The EA has also confirmed that while it will not be introducing permanent flood barriers for Ironbridge's Wharfage, it is working on options for other areas of the town.
Last month saw the county suffer more severe flooding, hitting properties in Melverley, Shrewsbury, Ironbridge, and Bridgnorth.
Amid concern about the increasing frequency of severe flooding, the EA has been challenged by the leaders of both Telford & Wrekin and Shropshire Council to review the county's flood defences – and those along the River Severn.
Asked if it would be reviewing whether communities require fresh defences the EA said it was working with Shropshire Council, the region's lead flood authority, to "identify any potential flood schemes and identify funding to match any government grants".
Although details of the SVWMS have not yet been revealed the EA says they would have "managed" or resulted in the flooding of 2007, 2020, and 2021, having "had much less impact".
It said that a business case for the study would be ready for the summer, and a "landscape visioning document" showing what could be planned will also be published.
An update on the progress of the project said: "This will illustrate the extent and type of work proposed across the catchment.

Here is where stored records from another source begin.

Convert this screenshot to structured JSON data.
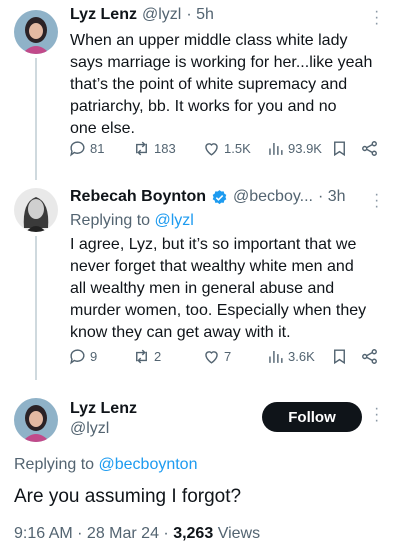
{
  "tweets": [
    {
      "author": "Lyz Lenz",
      "handle": "@lyzl",
      "time": "· 5h",
      "text_lines": [
        "When an upper middle class white lady",
        "says marriage is working for her...like yeah",
        "that’s the point of white supremacy and",
        "patriarchy, bb. It works for you and no",
        "one else."
      ],
      "replies": "81",
      "retweets": "183",
      "likes": "1.5K",
      "views": "93.9K"
    },
    {
      "author": "Rebecah Boynton",
      "handle": "@becboy...",
      "time": "· 3h",
      "replying_label": "Replying to",
      "replying_to": "@lyzl",
      "text_lines": [
        "I agree, Lyz, but it’s so important that we",
        "never forget that wealthy white men and",
        "all wealthy men in general abuse and",
        "murder women, too. Especially when they",
        "know they can get away with it."
      ],
      "replies": "9",
      "retweets": "2",
      "likes": "7",
      "views": "3.6K"
    }
  ],
  "main_tweet": {
    "author": "Lyz Lenz",
    "handle": "@lyzl",
    "follow_label": "Follow",
    "replying_label": "Replying to",
    "replying_to": "@becboynton",
    "text": "Are you assuming I forgot?",
    "timestamp": "9:16 AM · 28 Mar 24 ·",
    "views_count": "3,263",
    "views_label": "Views"
  },
  "colors": {
    "accent": "#1d9bf0",
    "muted": "#536471",
    "text": "#0f1419",
    "verified": "#1d9bf0"
  }
}
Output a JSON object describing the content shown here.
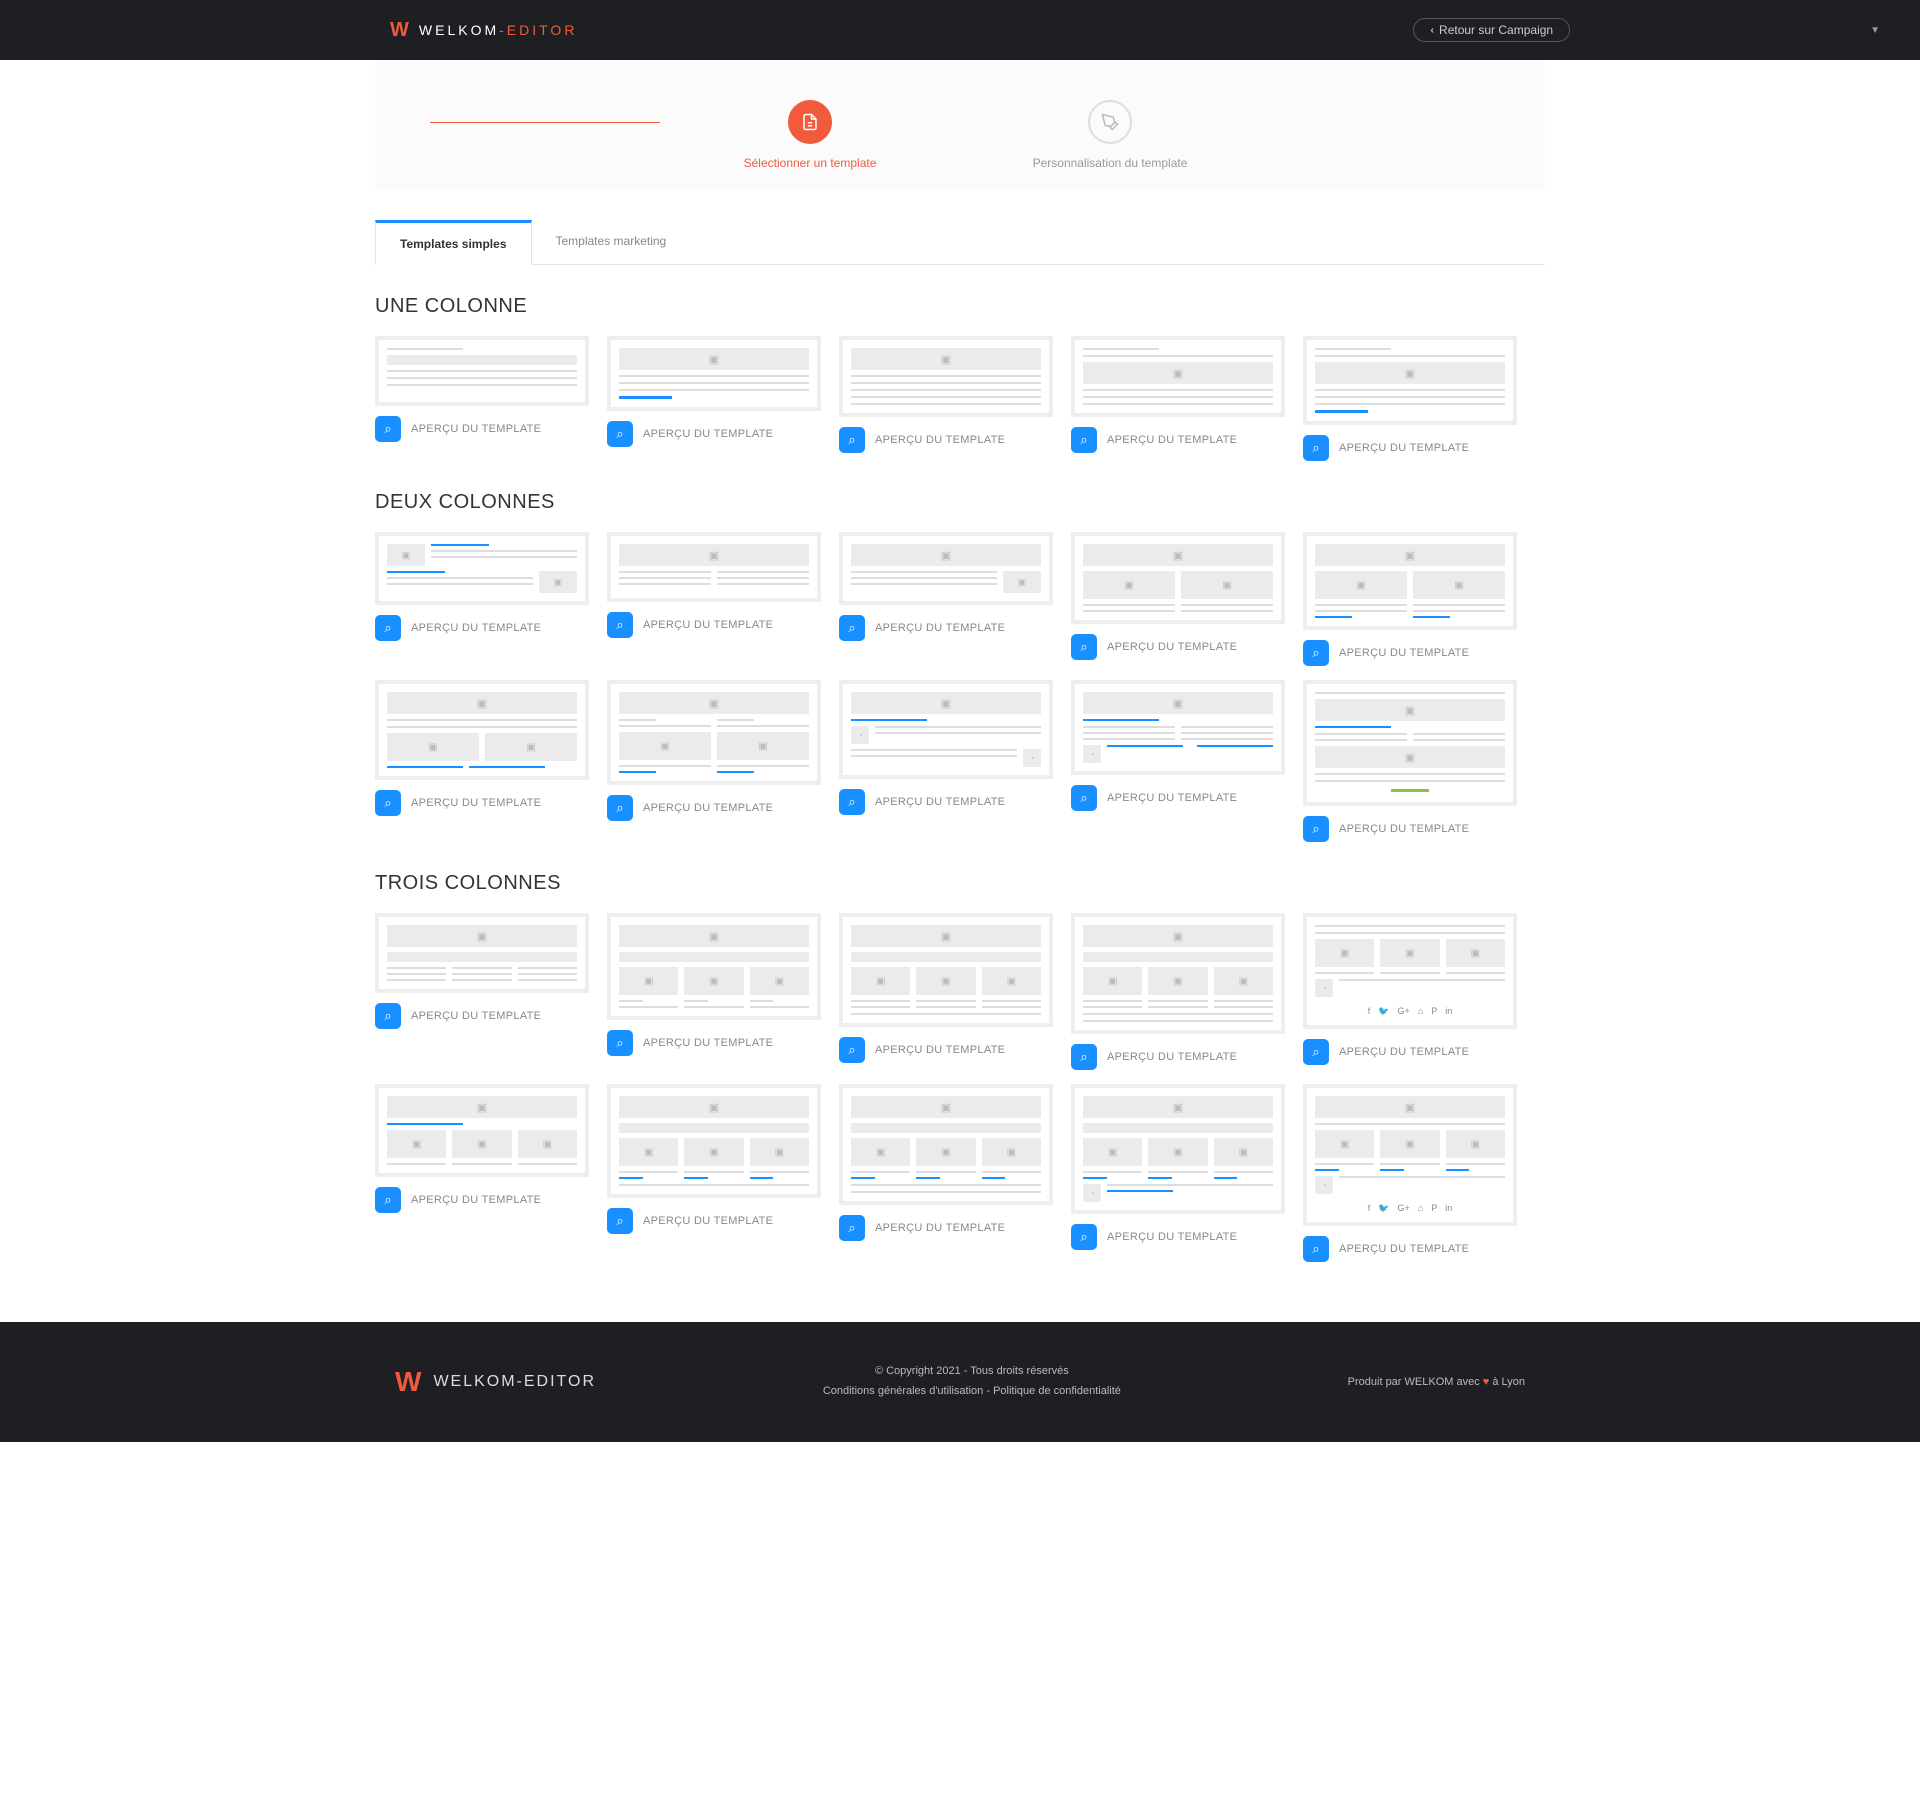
{
  "header": {
    "logo_brand": "WELKOM",
    "logo_suffix": "-EDITOR",
    "return_label": "Retour sur Campaign"
  },
  "stepper": {
    "step1_label": "Sélectionner un template",
    "step2_label": "Personnalisation du template"
  },
  "tabs": {
    "simple": "Templates simples",
    "marketing": "Templates marketing"
  },
  "sections": {
    "one_col": "UNE COLONNE",
    "two_col": "DEUX COLONNES",
    "three_col": "TROIS COLONNES"
  },
  "preview_label": "APERÇU DU TEMPLATE",
  "footer": {
    "brand": "WELKOM-EDITOR",
    "copyright": "© Copyright 2021 - Tous droits réservés",
    "terms": "Conditions générales d'utilisation",
    "privacy": "Politique de confidentialité",
    "separator": " - ",
    "produced_prefix": "Produit par WELKOM avec ",
    "produced_suffix": " à Lyon"
  }
}
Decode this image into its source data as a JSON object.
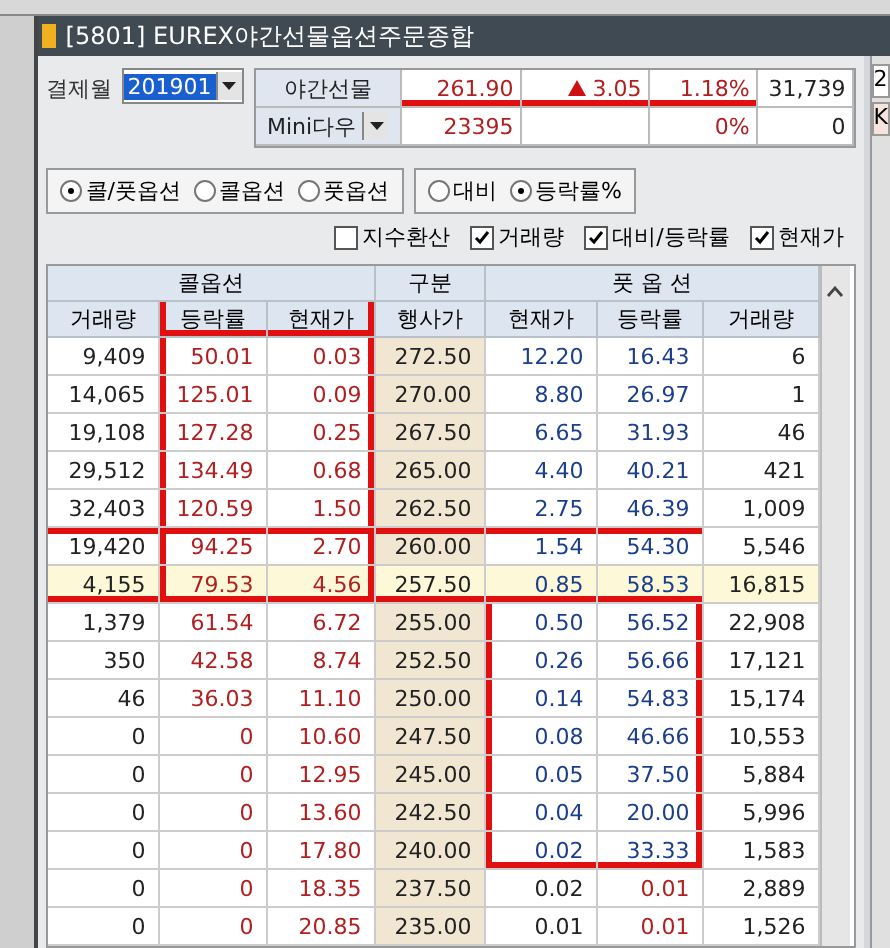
{
  "window": {
    "title": "[5801] EUREX야간선물옵션주문종합"
  },
  "settlement": {
    "label": "결제월",
    "value": "201901"
  },
  "quotes": [
    {
      "name": "야간선물",
      "has_dropdown": false,
      "rising": true,
      "price": "261.90",
      "change": "3.05",
      "rate": "1.18%",
      "volume": "31,739"
    },
    {
      "name": "Mini다우",
      "has_dropdown": true,
      "rising": false,
      "price": "23395",
      "rate": "0%",
      "volume": "0"
    }
  ],
  "option_type": [
    {
      "label": "콜/풋옵션",
      "selected": true
    },
    {
      "label": "콜옵션",
      "selected": false
    },
    {
      "label": "풋옵션",
      "selected": false
    }
  ],
  "display_mode": [
    {
      "label": "대비",
      "selected": false
    },
    {
      "label": "등락률%",
      "selected": true
    }
  ],
  "checkboxes": [
    {
      "label": "지수환산",
      "checked": false
    },
    {
      "label": "거래량",
      "checked": true
    },
    {
      "label": "대비/등락률",
      "checked": true
    },
    {
      "label": "현재가",
      "checked": true
    }
  ],
  "table": {
    "groups": [
      "콜옵션",
      "구분",
      "풋 옵 션"
    ],
    "columns": [
      "거래량",
      "등락률",
      "현재가",
      "행사가",
      "현재가",
      "등락률",
      "거래량"
    ],
    "rows": [
      {
        "c_vol": "9,409",
        "c_rate": "50.01",
        "c_price": "0.03",
        "strike": "272.50",
        "p_price": "12.20",
        "p_rate": "16.43",
        "p_vol": "6",
        "selected": false,
        "p_price_down": true,
        "p_rate_down": true
      },
      {
        "c_vol": "14,065",
        "c_rate": "125.01",
        "c_price": "0.09",
        "strike": "270.00",
        "p_price": "8.80",
        "p_rate": "26.97",
        "p_vol": "1",
        "selected": false,
        "p_price_down": true,
        "p_rate_down": true
      },
      {
        "c_vol": "19,108",
        "c_rate": "127.28",
        "c_price": "0.25",
        "strike": "267.50",
        "p_price": "6.65",
        "p_rate": "31.93",
        "p_vol": "46",
        "selected": false,
        "p_price_down": true,
        "p_rate_down": true
      },
      {
        "c_vol": "29,512",
        "c_rate": "134.49",
        "c_price": "0.68",
        "strike": "265.00",
        "p_price": "4.40",
        "p_rate": "40.21",
        "p_vol": "421",
        "selected": false,
        "p_price_down": true,
        "p_rate_down": true
      },
      {
        "c_vol": "32,403",
        "c_rate": "120.59",
        "c_price": "1.50",
        "strike": "262.50",
        "p_price": "2.75",
        "p_rate": "46.39",
        "p_vol": "1,009",
        "selected": false,
        "p_price_down": true,
        "p_rate_down": true
      },
      {
        "c_vol": "19,420",
        "c_rate": "94.25",
        "c_price": "2.70",
        "strike": "260.00",
        "p_price": "1.54",
        "p_rate": "54.30",
        "p_vol": "5,546",
        "selected": false,
        "p_price_down": true,
        "p_rate_down": true
      },
      {
        "c_vol": "4,155",
        "c_rate": "79.53",
        "c_price": "4.56",
        "strike": "257.50",
        "p_price": "0.85",
        "p_rate": "58.53",
        "p_vol": "16,815",
        "selected": true,
        "p_price_down": true,
        "p_rate_down": true
      },
      {
        "c_vol": "1,379",
        "c_rate": "61.54",
        "c_price": "6.72",
        "strike": "255.00",
        "p_price": "0.50",
        "p_rate": "56.52",
        "p_vol": "22,908",
        "selected": false,
        "p_price_down": true,
        "p_rate_down": true
      },
      {
        "c_vol": "350",
        "c_rate": "42.58",
        "c_price": "8.74",
        "strike": "252.50",
        "p_price": "0.26",
        "p_rate": "56.66",
        "p_vol": "17,121",
        "selected": false,
        "p_price_down": true,
        "p_rate_down": true
      },
      {
        "c_vol": "46",
        "c_rate": "36.03",
        "c_price": "11.10",
        "strike": "250.00",
        "p_price": "0.14",
        "p_rate": "54.83",
        "p_vol": "15,174",
        "selected": false,
        "p_price_down": true,
        "p_rate_down": true
      },
      {
        "c_vol": "0",
        "c_rate": "0",
        "c_price": "10.60",
        "strike": "247.50",
        "p_price": "0.08",
        "p_rate": "46.66",
        "p_vol": "10,553",
        "selected": false,
        "p_price_down": true,
        "p_rate_down": true
      },
      {
        "c_vol": "0",
        "c_rate": "0",
        "c_price": "12.95",
        "strike": "245.00",
        "p_price": "0.05",
        "p_rate": "37.50",
        "p_vol": "5,884",
        "selected": false,
        "p_price_down": true,
        "p_rate_down": true
      },
      {
        "c_vol": "0",
        "c_rate": "0",
        "c_price": "13.60",
        "strike": "242.50",
        "p_price": "0.04",
        "p_rate": "20.00",
        "p_vol": "5,996",
        "selected": false,
        "p_price_down": true,
        "p_rate_down": true
      },
      {
        "c_vol": "0",
        "c_rate": "0",
        "c_price": "17.80",
        "strike": "240.00",
        "p_price": "0.02",
        "p_rate": "33.33",
        "p_vol": "1,583",
        "selected": false,
        "p_price_down": true,
        "p_rate_down": true
      },
      {
        "c_vol": "0",
        "c_rate": "0",
        "c_price": "18.35",
        "strike": "237.50",
        "p_price": "0.02",
        "p_rate": "0.01",
        "p_vol": "2,889",
        "selected": false,
        "p_price_down": false,
        "p_rate_down": false
      },
      {
        "c_vol": "0",
        "c_rate": "0",
        "c_price": "20.85",
        "strike": "235.00",
        "p_price": "0.01",
        "p_rate": "0.01",
        "p_vol": "1,526",
        "selected": false,
        "p_price_down": false,
        "p_rate_down": false
      }
    ]
  },
  "side_panel": {
    "text_1": "2",
    "text_2": "K"
  }
}
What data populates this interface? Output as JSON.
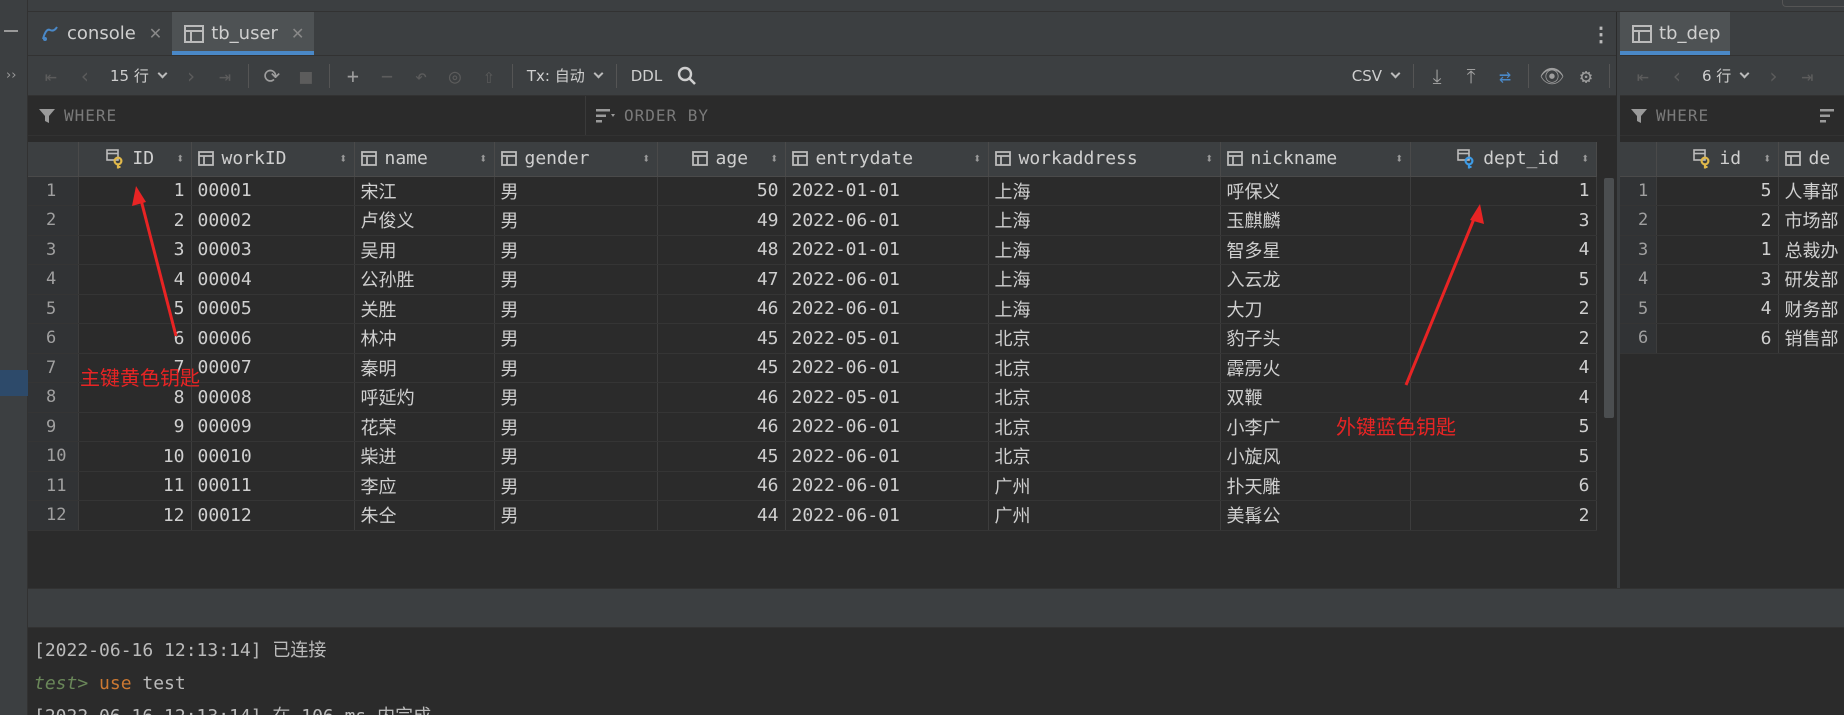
{
  "left_tabs": [
    {
      "label": "console",
      "active": false
    },
    {
      "label": "tb_user",
      "active": true
    }
  ],
  "right_tabs": [
    {
      "label": "tb_dep",
      "active": true
    }
  ],
  "left_toolbar": {
    "rows": "15 行",
    "tx": "Tx: 自动",
    "ddl": "DDL",
    "format": "CSV"
  },
  "right_toolbar": {
    "rows": "6 行"
  },
  "left_filter": {
    "where": "WHERE",
    "order_by": "ORDER BY"
  },
  "right_filter": {
    "where": "WHERE"
  },
  "tb_user": {
    "columns": [
      "ID",
      "workID",
      "name",
      "gender",
      "age",
      "entrydate",
      "workaddress",
      "nickname",
      "dept_id"
    ],
    "rows": [
      [
        "1",
        "1",
        "00001",
        "宋江",
        "男",
        "50",
        "2022-01-01",
        "上海",
        "呼保义",
        "1"
      ],
      [
        "2",
        "2",
        "00002",
        "卢俊义",
        "男",
        "49",
        "2022-06-01",
        "上海",
        "玉麒麟",
        "3"
      ],
      [
        "3",
        "3",
        "00003",
        "吴用",
        "男",
        "48",
        "2022-01-01",
        "上海",
        "智多星",
        "4"
      ],
      [
        "4",
        "4",
        "00004",
        "公孙胜",
        "男",
        "47",
        "2022-06-01",
        "上海",
        "入云龙",
        "5"
      ],
      [
        "5",
        "5",
        "00005",
        "关胜",
        "男",
        "46",
        "2022-06-01",
        "上海",
        "大刀",
        "2"
      ],
      [
        "6",
        "6",
        "00006",
        "林冲",
        "男",
        "45",
        "2022-05-01",
        "北京",
        "豹子头",
        "2"
      ],
      [
        "7",
        "7",
        "00007",
        "秦明",
        "男",
        "45",
        "2022-06-01",
        "北京",
        "霹雳火",
        "4"
      ],
      [
        "8",
        "8",
        "00008",
        "呼延灼",
        "男",
        "46",
        "2022-05-01",
        "北京",
        "双鞭",
        "4"
      ],
      [
        "9",
        "9",
        "00009",
        "花荣",
        "男",
        "46",
        "2022-06-01",
        "北京",
        "小李广",
        "5"
      ],
      [
        "10",
        "10",
        "00010",
        "柴进",
        "男",
        "45",
        "2022-06-01",
        "北京",
        "小旋风",
        "5"
      ],
      [
        "11",
        "11",
        "00011",
        "李应",
        "男",
        "46",
        "2022-06-01",
        "广州",
        "扑天雕",
        "6"
      ],
      [
        "12",
        "12",
        "00012",
        "朱仝",
        "男",
        "44",
        "2022-06-01",
        "广州",
        "美髯公",
        "2"
      ]
    ]
  },
  "tb_dep": {
    "columns": [
      "id",
      "de"
    ],
    "rows": [
      [
        "1",
        "5",
        "人事部"
      ],
      [
        "2",
        "2",
        "市场部"
      ],
      [
        "3",
        "1",
        "总裁办"
      ],
      [
        "4",
        "3",
        "研发部"
      ],
      [
        "5",
        "4",
        "财务部"
      ],
      [
        "6",
        "6",
        "销售部"
      ]
    ]
  },
  "annotations": {
    "primary_key": "主键黄色钥匙",
    "foreign_key": "外键蓝色钥匙"
  },
  "console_lines": [
    {
      "text": "[2022-06-16 12:13:14] 已连接"
    },
    {
      "prompt": "test>",
      "kw": "use",
      "rest": " test"
    },
    {
      "text": "[2022-06-16 12:13:14] 在 106 ms 内完成"
    }
  ],
  "colors": {
    "accent": "#4a88c7",
    "pk_key": "#e0b84a",
    "fk_key": "#3d9be6",
    "annotation": "#e82424"
  }
}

"When published, this document will be aspirational providing an overview of potential interventions, which will then evolve as the project develops."
A spokesman for the EA said: "While Shrewsbury and surrounding areas would immediately benefit from the proposed scheme, we expect there be flood risk benefits all the way down to Worcester."
The EA said it expected the work on the plans to take place starting next year – and up to 2027.
Regarding Ironbridge the EA confirmed a number of constraints prevent the introduction of permanent or de-mountable barriers, as seen at Frankwell in Shrewsbury, on the Wharfage.
It did though say that some options for the town are being looked at.
The spokesman said: "The temporary barriers at Ironbridge successfully reduce flood risk to properties along Wharfage.
"Due to the historic setting and environment of Ironbridge, and the way the properties are spread out, it is very challenging to offer a scheme for all properties.
"For this reason the Environment Agency have worked with Telford & Wrekin Council to trial the use of temporary barriers, with this being one of the first sites across the country to use temporary barriers.
"Following the 2020 floods the EA undertook a review of possible options to reduce flood risk for the community.
"Unfortunately, it was not possible to find an economically, technically or environmentally viable permanent solution for the Wharfage or some of the other areas of the community.
"However, some options were identified for areas of Ironbridge which we are working to progress."